Running away wouldn’t solve anything. These daily stresses are something I need to tackle head on. Maybe I could talk to Darrel over a beer. He’s been through something similar. Yeah, he would listen.
Max you silly bugger. Next time think it through before you throw it all away!
Thanks to fellow reader and writer, Joanne, I’ve found Typetrigger, a site which will give a writing prompt every four hours. Here is my first contribution for the trigger…
The Styrofoam cup flipped in slow-motion, sending the black coffee spiraling. It spewed in all directions until the cup came to a rest on the pavement where it rolled past pedestrian feet and into the gutter. I stared at it unbelieving, as if this blip in time was nothing more than a false memory, someone else’s problem. I never thought it would happen to me, but it did. The thing was, the coffee was the least of my problems. Today I was diagnosed with cancer.
And not the good kind of cancer either. Wait, let me rephrase that. Not the recoverable kind. As a woman in her sixties on the cusp of retirement, I thought I had it solved, that God would have given me the decency to live my work-free days in peace. That should teach me for putting all my eggs in one basket.
The coffee vendor looked at me and I just stood staring for-longingly at the coffee cup in the gutter. I almost pulled out the ‘I’ve got cancer card’, yes, even on the first day of diagnosis. But the young man with dimples, in the black buttoned shirt, flicked me a smile and started on making a fresh cup. Maybe it wasn’t going to be so bad after all.
I’m sitting here staring at a blank page. It’s not Writer’s Block, it’s something else; a lack of ideas. I know as a writer I should have ideas aplenty, but the pot has run dry and I’m lacking inspiration. So I’m reaching out to my readers. Please use the contact form below (or use the comments) to email me your suggestions. I’m thinking of non-fiction essays about periods in my life, my views on a certain subject matter, or maybe a kick-start premise for a short story.
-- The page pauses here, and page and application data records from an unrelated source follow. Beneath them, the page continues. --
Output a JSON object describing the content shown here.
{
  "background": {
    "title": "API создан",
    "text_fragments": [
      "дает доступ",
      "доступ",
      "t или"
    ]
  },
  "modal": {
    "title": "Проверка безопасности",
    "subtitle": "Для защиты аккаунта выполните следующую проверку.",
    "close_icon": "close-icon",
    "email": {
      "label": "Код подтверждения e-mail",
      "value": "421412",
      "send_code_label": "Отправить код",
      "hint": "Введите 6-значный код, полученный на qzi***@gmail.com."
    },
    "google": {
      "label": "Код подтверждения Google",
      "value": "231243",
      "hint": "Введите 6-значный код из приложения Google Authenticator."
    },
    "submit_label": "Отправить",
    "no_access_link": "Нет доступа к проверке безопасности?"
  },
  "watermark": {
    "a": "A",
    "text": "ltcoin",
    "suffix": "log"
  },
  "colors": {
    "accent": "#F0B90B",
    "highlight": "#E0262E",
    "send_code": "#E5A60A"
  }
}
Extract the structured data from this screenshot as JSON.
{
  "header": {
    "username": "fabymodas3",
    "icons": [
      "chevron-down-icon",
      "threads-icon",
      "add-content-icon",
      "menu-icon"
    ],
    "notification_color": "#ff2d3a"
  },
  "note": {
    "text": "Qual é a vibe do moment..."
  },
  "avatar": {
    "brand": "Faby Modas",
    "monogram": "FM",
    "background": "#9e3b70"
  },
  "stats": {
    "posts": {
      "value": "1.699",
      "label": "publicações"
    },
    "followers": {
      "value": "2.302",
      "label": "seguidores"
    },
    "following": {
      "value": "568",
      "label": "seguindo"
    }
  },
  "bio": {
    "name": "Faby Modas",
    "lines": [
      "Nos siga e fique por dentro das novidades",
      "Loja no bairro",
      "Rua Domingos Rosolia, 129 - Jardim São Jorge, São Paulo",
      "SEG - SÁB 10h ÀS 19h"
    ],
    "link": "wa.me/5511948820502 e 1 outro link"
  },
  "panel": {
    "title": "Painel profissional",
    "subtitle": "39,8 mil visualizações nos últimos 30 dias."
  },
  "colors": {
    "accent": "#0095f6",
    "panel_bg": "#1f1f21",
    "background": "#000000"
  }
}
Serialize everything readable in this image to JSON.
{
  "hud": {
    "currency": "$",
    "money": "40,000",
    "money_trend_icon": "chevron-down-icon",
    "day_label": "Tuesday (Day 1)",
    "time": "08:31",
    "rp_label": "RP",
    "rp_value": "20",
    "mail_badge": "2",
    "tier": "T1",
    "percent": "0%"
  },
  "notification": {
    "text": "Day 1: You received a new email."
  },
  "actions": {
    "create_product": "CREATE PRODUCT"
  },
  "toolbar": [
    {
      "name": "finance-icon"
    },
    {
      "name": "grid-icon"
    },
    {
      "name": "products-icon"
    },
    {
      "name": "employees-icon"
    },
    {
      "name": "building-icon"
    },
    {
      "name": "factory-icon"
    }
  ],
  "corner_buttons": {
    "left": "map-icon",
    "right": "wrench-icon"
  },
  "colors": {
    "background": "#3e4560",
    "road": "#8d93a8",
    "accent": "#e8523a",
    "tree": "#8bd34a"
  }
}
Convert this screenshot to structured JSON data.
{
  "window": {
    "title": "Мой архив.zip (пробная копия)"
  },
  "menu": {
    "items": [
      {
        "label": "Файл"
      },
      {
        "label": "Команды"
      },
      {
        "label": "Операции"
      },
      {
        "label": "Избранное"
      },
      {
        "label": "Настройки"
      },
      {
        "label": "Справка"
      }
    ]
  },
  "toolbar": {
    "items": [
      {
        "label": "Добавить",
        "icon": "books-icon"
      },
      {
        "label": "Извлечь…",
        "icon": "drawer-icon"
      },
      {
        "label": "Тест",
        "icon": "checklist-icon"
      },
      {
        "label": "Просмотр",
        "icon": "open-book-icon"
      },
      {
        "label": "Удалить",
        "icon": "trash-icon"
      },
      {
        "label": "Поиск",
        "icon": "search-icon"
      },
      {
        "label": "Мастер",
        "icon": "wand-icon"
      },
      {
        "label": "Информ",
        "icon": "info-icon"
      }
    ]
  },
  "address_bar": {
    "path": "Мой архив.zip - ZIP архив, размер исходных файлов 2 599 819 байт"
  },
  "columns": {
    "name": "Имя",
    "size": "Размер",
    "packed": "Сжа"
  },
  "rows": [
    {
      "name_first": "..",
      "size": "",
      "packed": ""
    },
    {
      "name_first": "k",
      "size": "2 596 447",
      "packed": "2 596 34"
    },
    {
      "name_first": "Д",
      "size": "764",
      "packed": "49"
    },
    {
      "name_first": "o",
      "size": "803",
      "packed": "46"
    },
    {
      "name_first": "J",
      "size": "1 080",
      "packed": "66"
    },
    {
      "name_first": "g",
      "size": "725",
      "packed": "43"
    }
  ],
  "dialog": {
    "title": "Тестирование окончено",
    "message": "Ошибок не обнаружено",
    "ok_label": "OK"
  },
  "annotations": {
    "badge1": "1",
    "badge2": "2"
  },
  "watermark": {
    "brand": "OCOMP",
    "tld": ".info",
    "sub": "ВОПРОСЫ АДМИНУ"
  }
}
I think for most writers (myself included) will draw ideas from the world around them, and more often than not, their own life experiences. The idea that ideas (sorry) can be drawn out of thin air is a myth, but sometimes it might feel that way. Our subconscious will often pick up the strangest of jumping off points and then the rest is up to our imagination, or put another way, a combination of separate and distant subjects, to make something new.